Geni WrenFecal samples are best obtained by rectal grab rather than picking them up off the ground. Other than the control test where a quantitative count is achieved, fecal egg count (FEC) results are a subjective measure, a snapshot in time, of the parasite level in the animal.
Jerry Woodruff, DVM, Boehringer Ingelheim Vetmedica, Inc., says there are several factors that, if not taken into consideration when interpreting FEC and fecal egg count reduction test (FECRT), may lead to an incorrect conclusion. Those factors are:
1. Seasonality of inhibited Ostertagi—since this most economically significant parasite of cattle is known to arrest development of early larval forms in the animal by hibernating in the abomasal lining during hot summer months in southern climates and cold winter months in more northern climates, inhibited Ostertagi would not be detected by standard analysis of fecal samples.
2. Small or limited sample size—FECs vary greatly within a group of animals, so if an inadequate number of samples are analyzed, a true picture of the parasite level is not obtained.
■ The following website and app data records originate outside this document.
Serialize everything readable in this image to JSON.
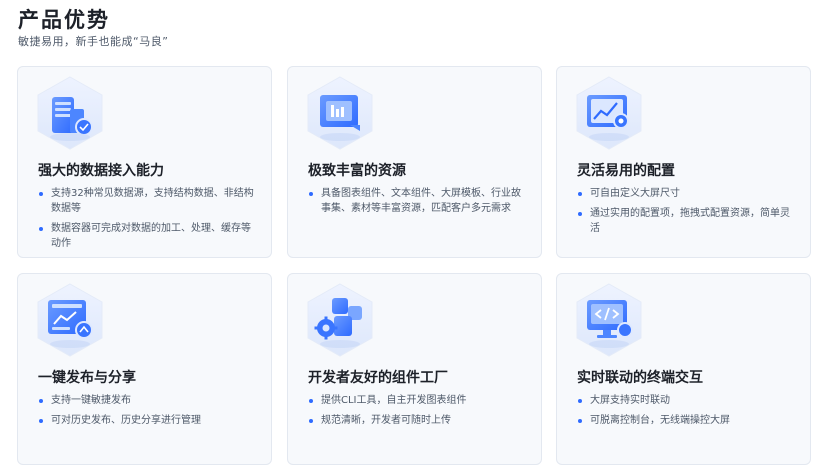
{
  "header": {
    "title": "产品优势",
    "subtitle": "敏捷易用，新手也能成“马良”"
  },
  "cards": [
    {
      "title": "强大的数据接入能力",
      "icon": "database-icon",
      "points": [
        "支持32种常见数据源，支持结构数据、非结构数据等",
        "数据容器可完成对数据的加工、处理、缓存等动作"
      ]
    },
    {
      "title": "极致丰富的资源",
      "icon": "resource-window-icon",
      "points": [
        "具备图表组件、文本组件、大屏模板、行业故事集、素材等丰富资源，匹配客户多元需求"
      ]
    },
    {
      "title": "灵活易用的配置",
      "icon": "config-chart-icon",
      "points": [
        "可自由定义大屏尺寸",
        "通过实用的配置项，拖拽式配置资源，简单灵活"
      ]
    },
    {
      "title": "一键发布与分享",
      "icon": "publish-share-icon",
      "points": [
        "支持一键敏捷发布",
        "可对历史发布、历史分享进行管理"
      ]
    },
    {
      "title": "开发者友好的组件工厂",
      "icon": "component-factory-icon",
      "points": [
        "提供CLI工具，自主开发图表组件",
        "规范清晰，开发者可随时上传"
      ]
    },
    {
      "title": "实时联动的终端交互",
      "icon": "terminal-code-icon",
      "points": [
        "大屏支持实时联动",
        "可脱离控制台，无线端操控大屏"
      ]
    }
  ],
  "colors": {
    "accent": "#2f6bff",
    "card_bg": "#f7f9fc",
    "card_border": "#e3e8f0",
    "text_primary": "#1d2129",
    "text_secondary": "#4e5969"
  }
}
It is recommended to gather 20 samples or 10% of the group in herds larger than 200 head.
3. Sample source—Fecal samples are best obtained by rectal grab rather than picking them up off the ground. Errors in animal identification are minimized with rectal grab technique, which is especially important in FECRT where first and second sample need to be from the same animal. Samples can be picked off the ground only if fresh, no dirt or debris is gathered, and if the animal is positively identified.
4. Vastly different egg producing ability of GI parasites (fecundity)—some parasites are prolific egg producers (Cooperia, Haemonchus) while others (Nematodirus) are not as prolific.
5. Diet and consistency of feces—watery, diarrheal feces may dilute the parasite eggs being shed, such that an underestimation of parasite level is made.